What you give back must match the data below character for character.
Data in this exercise START
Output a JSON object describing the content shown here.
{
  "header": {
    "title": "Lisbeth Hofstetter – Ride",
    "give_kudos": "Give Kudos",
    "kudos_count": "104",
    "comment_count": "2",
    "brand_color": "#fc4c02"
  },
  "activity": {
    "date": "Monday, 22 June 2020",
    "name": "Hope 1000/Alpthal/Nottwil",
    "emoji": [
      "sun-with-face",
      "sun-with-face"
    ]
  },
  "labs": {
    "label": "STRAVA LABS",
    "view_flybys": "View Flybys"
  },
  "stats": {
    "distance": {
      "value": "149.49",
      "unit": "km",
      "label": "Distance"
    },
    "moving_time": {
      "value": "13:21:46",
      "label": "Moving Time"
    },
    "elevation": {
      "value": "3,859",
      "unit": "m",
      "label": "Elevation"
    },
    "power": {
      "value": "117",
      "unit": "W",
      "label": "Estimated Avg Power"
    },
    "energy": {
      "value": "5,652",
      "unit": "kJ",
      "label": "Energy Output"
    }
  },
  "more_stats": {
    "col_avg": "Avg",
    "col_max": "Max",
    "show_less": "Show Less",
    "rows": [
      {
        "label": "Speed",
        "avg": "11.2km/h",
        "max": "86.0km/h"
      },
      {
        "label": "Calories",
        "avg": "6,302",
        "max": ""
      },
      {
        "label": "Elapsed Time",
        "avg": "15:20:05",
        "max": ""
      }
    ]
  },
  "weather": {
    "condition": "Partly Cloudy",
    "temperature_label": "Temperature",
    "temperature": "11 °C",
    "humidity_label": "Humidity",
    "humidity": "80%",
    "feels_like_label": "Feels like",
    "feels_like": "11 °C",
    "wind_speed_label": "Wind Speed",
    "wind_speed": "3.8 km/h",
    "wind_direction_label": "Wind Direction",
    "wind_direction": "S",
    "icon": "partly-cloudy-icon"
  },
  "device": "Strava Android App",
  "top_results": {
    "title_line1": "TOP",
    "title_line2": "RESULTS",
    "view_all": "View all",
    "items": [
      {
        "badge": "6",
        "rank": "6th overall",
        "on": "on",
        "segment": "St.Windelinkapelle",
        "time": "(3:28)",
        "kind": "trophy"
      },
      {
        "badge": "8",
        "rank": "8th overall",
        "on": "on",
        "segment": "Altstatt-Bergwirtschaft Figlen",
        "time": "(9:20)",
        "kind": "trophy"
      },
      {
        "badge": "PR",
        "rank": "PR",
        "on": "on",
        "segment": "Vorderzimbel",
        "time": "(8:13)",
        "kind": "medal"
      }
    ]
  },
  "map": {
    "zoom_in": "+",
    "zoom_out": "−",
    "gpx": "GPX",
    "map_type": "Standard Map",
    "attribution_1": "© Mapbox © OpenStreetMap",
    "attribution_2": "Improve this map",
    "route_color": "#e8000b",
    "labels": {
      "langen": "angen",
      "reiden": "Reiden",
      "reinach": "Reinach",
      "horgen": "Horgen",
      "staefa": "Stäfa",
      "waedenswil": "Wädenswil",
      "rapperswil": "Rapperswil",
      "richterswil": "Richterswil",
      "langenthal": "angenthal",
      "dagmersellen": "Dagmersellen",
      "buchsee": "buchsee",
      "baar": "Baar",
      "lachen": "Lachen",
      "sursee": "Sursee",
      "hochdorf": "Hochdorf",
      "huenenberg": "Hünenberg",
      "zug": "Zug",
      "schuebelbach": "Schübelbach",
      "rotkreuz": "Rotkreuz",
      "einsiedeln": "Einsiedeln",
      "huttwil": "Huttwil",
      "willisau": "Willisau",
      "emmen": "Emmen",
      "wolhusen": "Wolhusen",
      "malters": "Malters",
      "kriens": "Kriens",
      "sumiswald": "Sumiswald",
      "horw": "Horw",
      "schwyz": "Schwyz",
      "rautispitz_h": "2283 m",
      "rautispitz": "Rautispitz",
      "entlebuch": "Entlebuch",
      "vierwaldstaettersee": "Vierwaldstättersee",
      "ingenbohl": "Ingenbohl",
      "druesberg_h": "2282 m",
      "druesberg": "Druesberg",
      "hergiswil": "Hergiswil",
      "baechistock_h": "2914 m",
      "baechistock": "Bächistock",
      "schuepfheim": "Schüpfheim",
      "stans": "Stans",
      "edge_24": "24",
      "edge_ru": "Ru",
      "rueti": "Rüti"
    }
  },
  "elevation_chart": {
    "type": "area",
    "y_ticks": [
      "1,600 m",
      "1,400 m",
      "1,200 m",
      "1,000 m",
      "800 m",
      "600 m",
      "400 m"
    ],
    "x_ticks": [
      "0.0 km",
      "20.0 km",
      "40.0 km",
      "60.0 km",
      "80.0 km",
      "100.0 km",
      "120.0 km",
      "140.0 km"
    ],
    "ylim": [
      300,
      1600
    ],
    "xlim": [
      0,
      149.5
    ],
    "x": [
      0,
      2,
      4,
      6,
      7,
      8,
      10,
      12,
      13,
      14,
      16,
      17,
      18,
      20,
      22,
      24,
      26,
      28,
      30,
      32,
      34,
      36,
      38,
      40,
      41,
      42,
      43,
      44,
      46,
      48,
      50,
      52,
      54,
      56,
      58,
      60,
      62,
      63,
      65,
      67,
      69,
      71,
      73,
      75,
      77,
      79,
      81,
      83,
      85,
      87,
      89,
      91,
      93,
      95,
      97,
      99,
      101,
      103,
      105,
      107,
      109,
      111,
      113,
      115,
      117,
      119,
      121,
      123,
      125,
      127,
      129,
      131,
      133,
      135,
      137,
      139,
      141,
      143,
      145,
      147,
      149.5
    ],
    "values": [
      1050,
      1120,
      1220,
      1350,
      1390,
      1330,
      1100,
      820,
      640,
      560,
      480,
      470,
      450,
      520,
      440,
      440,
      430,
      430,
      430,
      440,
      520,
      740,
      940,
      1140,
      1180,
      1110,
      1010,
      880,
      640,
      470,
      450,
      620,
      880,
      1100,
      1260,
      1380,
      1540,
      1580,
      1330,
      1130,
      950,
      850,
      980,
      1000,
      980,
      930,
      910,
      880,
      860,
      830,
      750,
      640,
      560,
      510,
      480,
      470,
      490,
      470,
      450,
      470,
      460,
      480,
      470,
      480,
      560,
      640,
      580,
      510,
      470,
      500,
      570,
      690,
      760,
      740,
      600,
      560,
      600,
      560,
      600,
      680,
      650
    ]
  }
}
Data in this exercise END
Solution for this problem:
Output a JSON object describing the content shown here.
{
  "header": {
    "title": "Lisbeth Hofstetter – Ride",
    "give_kudos": "Give Kudos",
    "kudos_count": "104",
    "comment_count": "2",
    "brand_color": "#fc4c02"
  },
  "activity": {
    "date": "Monday, 22 June 2020",
    "name": "Hope 1000/Alpthal/Nottwil",
    "emoji": [
      "sun-with-face",
      "sun-with-face"
    ]
  },
  "labs": {
    "label": "STRAVA LABS",
    "view_flybys": "View Flybys"
  },
  "stats": {
    "distance": {
      "value": "149.49",
      "unit": "km",
      "label": "Distance"
    },
    "moving_time": {
      "value": "13:21:46",
      "label": "Moving Time"
    },
    "elevation": {
      "value": "3,859",
      "unit": "m",
      "label": "Elevation"
    },
    "power": {
      "value": "117",
      "unit": "W",
      "label": "Estimated Avg Power"
    },
    "energy": {
      "value": "5,652",
      "unit": "kJ",
      "label": "Energy Output"
    }
  },
  "more_stats": {
    "col_avg": "Avg",
    "col_max": "Max",
    "show_less": "Show Less",
    "rows": [
      {
        "label": "Speed",
        "avg": "11.2km/h",
        "max": "86.0km/h"
      },
      {
        "label": "Calories",
        "avg": "6,302",
        "max": ""
      },
      {
        "label": "Elapsed Time",
        "avg": "15:20:05",
        "max": ""
      }
    ]
  },
  "weather": {
    "condition": "Partly Cloudy",
    "temperature_label": "Temperature",
    "temperature": "11 °C",
    "humidity_label": "Humidity",
    "humidity": "80%",
    "feels_like_label": "Feels like",
    "feels_like": "11 °C",
    "wind_speed_label": "Wind Speed",
    "wind_speed": "3.8 km/h",
    "wind_direction_label": "Wind Direction",
    "wind_direction": "S",
    "icon": "partly-cloudy-icon"
  },
  "device": "Strava Android App",
  "top_results": {
    "title_line1": "TOP",
    "title_line2": "RESULTS",
    "view_all": "View all",
    "items": [
      {
        "badge": "6",
        "rank": "6th overall",
        "on": "on",
        "segment": "St.Windelinkapelle",
        "time": "(3:28)",
        "kind": "trophy"
      },
      {
        "badge": "8",
        "rank": "8th overall",
        "on": "on",
        "segment": "Altstatt-Bergwirtschaft Figlen",
        "time": "(9:20)",
        "kind": "trophy"
      },
      {
        "badge": "PR",
        "rank": "PR",
        "on": "on",
        "segment": "Vorderzimbel",
        "time": "(8:13)",
        "kind": "medal"
      }
    ]
  },
  "map": {
    "zoom_in": "+",
    "zoom_out": "−",
    "gpx": "GPX",
    "map_type": "Standard Map",
    "attribution_1": "© Mapbox © OpenStreetMap",
    "attribution_2": "Improve this map",
    "route_color": "#e8000b",
    "labels": {
      "langen": "angen",
      "reiden": "Reiden",
      "reinach": "Reinach",
      "horgen": "Horgen",
      "staefa": "Stäfa",
      "waedenswil": "Wädenswil",
      "rapperswil": "Rapperswil",
      "richterswil": "Richterswil",
      "langenthal": "angenthal",
      "dagmersellen": "Dagmersellen",
      "buchsee": "buchsee",
      "baar": "Baar",
      "lachen": "Lachen",
      "sursee": "Sursee",
      "hochdorf": "Hochdorf",
      "huenenberg": "Hünenberg",
      "zug": "Zug",
      "schuebelbach": "Schübelbach",
      "rotkreuz": "Rotkreuz",
      "einsiedeln": "Einsiedeln",
      "huttwil": "Huttwil",
      "willisau": "Willisau",
      "emmen": "Emmen",
      "wolhusen": "Wolhusen",
      "malters": "Malters",
      "kriens": "Kriens",
      "sumiswald": "Sumiswald",
      "horw": "Horw",
      "schwyz": "Schwyz",
      "rautispitz_h": "2283 m",
      "rautispitz": "Rautispitz",
      "entlebuch": "Entlebuch",
      "vierwaldstaettersee": "Vierwaldstättersee",
      "ingenbohl": "Ingenbohl",
      "druesberg_h": "2282 m",
      "druesberg": "Druesberg",
      "hergiswil": "Hergiswil",
      "baechistock_h": "2914 m",
      "baechistock": "Bächistock",
      "schuepfheim": "Schüpfheim",
      "stans": "Stans",
      "edge_24": "24",
      "edge_ru": "Ru",
      "rueti": "Rüti"
    }
  },
  "elevation_chart": {
    "type": "area",
    "y_ticks": [
      "1,600 m",
      "1,400 m",
      "1,200 m",
      "1,000 m",
      "800 m",
      "600 m",
      "400 m"
    ],
    "x_ticks": [
      "0.0 km",
      "20.0 km",
      "40.0 km",
      "60.0 km",
      "80.0 km",
      "100.0 km",
      "120.0 km",
      "140.0 km"
    ],
    "ylim": [
      300,
      1600
    ],
    "xlim": [
      0,
      149.5
    ],
    "x": [
      0,
      2,
      4,
      6,
      7,
      8,
      10,
      12,
      13,
      14,
      16,
      17,
      18,
      20,
      22,
      24,
      26,
      28,
      30,
      32,
      34,
      36,
      38,
      40,
      41,
      42,
      43,
      44,
      46,
      48,
      50,
      52,
      54,
      56,
      58,
      60,
      62,
      63,
      65,
      67,
      69,
      71,
      73,
      75,
      77,
      79,
      81,
      83,
      85,
      87,
      89,
      91,
      93,
      95,
      97,
      99,
      101,
      103,
      105,
      107,
      109,
      111,
      113,
      115,
      117,
      119,
      121,
      123,
      125,
      127,
      129,
      131,
      133,
      135,
      137,
      139,
      141,
      143,
      145,
      147,
      149.5
    ],
    "values": [
      1050,
      1120,
      1220,
      1350,
      1390,
      1330,
      1100,
      820,
      640,
      560,
      480,
      470,
      450,
      520,
      440,
      440,
      430,
      430,
      430,
      440,
      520,
      740,
      940,
      1140,
      1180,
      1110,
      1010,
      880,
      640,
      470,
      450,
      620,
      880,
      1100,
      1260,
      1380,
      1540,
      1580,
      1330,
      1130,
      950,
      850,
      980,
      1000,
      980,
      930,
      910,
      880,
      860,
      830,
      750,
      640,
      560,
      510,
      480,
      470,
      490,
      470,
      450,
      470,
      460,
      480,
      470,
      480,
      560,
      640,
      580,
      510,
      470,
      500,
      570,
      690,
      760,
      740,
      600,
      560,
      600,
      560,
      600,
      680,
      650
    ]
  }
}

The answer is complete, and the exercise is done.